We migrated our platform to new SQL Server 2016 instances a couple of nights ago. Immediately following the migration, we ran sp_Blitz again, but noticed the following entry, which relates to the dedicated volume holding tempdb (all eight data files and the single log file reside on the same dedicated volume). All of the database volumes are using SSDs so this is somewhat surprising:
Slow Storage Writes on Drive T Writes are averaging longer than 100ms for at least one database on this drive. For specific database file speeds, run the query from the information link.
No link was provided, but delving into the code, we found that sp_Blitz uses dm_io_virtual_file_stats to assess the following logic:
o_stall_write_ms / ( 1.0 + num_of_writes ) ) > 100 AND num_of_writes > 100000
Using this logic, the function points to all eight of our tempdb data files, with write speeds of between 164-198ms, which suggests we have a serious issue.
To prove the issue to management, we have since run Performance Monitor traces to review the "Avg. Disk sec/Write" counter for all volumes attached to the server, but the T volume did not appear to be any slower than the other volumes during the working-hours time frame we sampled.
We have since run CrystalDiskMark against the OS, Data, Log and tempdb volumes on the secondary (log shipped) server, which uses the same SAN storage as the server which raised the sp_Blitz warning. All storage volumes show very similar figures to the below.
- Are the CrystalDiskMark speeds expected figures for SSDs, and are they consistent with the warnings in sp_Blitz?
- Are we using the wrong PerfMon counter to prove this?
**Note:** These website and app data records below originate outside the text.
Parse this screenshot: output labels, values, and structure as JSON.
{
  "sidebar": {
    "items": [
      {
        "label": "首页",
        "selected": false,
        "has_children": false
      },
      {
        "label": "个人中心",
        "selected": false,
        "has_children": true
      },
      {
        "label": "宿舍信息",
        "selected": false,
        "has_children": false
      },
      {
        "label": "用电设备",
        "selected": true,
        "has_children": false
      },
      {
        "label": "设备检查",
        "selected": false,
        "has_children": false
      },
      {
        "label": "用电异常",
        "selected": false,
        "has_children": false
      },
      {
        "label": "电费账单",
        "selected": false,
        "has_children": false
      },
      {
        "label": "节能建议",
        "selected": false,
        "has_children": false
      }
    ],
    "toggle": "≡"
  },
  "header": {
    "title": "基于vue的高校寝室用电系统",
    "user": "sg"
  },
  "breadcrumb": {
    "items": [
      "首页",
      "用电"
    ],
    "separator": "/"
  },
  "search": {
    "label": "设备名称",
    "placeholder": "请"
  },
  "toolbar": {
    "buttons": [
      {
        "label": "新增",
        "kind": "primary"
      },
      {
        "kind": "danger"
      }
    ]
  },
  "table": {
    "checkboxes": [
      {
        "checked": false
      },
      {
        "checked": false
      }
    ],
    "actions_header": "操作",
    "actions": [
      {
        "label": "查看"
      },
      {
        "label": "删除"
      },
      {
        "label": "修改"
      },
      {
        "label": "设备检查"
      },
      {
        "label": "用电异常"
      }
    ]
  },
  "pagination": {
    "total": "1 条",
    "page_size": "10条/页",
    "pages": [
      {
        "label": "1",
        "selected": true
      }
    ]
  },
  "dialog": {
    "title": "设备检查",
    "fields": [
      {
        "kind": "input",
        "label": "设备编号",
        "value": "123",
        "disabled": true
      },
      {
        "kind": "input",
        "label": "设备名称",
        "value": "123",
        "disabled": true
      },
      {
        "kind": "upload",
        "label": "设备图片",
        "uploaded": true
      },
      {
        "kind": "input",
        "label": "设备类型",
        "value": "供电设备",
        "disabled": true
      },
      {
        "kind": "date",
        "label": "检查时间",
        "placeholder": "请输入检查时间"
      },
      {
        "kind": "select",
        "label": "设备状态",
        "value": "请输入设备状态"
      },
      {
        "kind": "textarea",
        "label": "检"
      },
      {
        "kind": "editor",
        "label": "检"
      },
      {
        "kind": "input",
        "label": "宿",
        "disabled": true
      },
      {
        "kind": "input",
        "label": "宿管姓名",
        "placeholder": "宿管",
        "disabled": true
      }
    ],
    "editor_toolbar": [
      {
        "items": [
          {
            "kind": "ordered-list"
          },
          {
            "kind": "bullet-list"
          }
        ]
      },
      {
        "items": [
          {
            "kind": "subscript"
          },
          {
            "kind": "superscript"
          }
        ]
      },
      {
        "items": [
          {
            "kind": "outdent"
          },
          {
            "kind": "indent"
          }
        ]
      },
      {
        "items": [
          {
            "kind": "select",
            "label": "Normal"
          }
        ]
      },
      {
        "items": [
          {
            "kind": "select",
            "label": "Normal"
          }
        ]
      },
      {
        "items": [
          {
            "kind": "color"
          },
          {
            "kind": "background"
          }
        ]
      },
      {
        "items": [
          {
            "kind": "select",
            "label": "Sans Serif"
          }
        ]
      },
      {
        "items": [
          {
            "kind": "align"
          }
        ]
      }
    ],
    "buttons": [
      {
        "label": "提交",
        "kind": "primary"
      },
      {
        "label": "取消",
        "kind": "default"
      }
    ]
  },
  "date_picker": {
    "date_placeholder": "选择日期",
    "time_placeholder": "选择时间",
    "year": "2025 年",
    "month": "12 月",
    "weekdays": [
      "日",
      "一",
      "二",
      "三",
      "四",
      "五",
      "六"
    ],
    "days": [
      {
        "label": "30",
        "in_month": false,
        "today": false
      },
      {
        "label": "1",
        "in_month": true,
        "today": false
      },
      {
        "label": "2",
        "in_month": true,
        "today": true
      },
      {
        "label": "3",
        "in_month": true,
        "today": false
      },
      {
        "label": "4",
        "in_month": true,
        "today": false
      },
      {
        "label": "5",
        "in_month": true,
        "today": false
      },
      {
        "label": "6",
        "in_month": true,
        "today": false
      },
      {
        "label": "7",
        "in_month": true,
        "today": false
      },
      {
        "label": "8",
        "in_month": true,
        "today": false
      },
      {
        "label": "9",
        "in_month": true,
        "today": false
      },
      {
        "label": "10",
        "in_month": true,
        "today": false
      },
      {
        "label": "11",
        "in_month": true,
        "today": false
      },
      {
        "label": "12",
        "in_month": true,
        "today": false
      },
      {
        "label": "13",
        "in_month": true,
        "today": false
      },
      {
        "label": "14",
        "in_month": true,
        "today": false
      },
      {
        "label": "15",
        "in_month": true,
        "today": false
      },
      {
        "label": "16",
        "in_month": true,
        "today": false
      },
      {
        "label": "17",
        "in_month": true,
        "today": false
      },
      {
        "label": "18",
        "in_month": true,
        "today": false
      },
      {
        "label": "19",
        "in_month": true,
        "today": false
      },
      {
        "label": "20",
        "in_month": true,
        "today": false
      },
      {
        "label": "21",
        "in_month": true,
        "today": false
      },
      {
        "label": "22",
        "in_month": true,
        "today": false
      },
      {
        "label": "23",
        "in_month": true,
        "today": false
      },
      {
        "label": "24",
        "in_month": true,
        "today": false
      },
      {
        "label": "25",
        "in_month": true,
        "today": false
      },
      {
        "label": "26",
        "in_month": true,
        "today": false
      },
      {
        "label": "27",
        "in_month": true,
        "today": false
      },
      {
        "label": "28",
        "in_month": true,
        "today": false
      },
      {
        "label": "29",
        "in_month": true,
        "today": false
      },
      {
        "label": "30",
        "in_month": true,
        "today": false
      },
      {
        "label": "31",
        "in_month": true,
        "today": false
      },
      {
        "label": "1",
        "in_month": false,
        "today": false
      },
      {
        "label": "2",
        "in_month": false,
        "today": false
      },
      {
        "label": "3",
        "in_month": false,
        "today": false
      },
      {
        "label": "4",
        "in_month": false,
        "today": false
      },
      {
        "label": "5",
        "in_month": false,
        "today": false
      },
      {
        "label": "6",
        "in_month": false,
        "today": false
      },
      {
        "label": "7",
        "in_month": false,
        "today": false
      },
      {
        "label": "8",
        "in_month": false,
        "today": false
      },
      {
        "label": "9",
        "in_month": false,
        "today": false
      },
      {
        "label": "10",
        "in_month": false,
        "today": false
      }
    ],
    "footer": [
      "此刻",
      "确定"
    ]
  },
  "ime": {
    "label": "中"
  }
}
If so, what counter should we use?
- Is the above function showing us live speeds, or just the worst speed it ever encountered (i.e. should we ignore this warning, unless it is still there after the next server restart)?
- Could anyone please provide further insight/advice?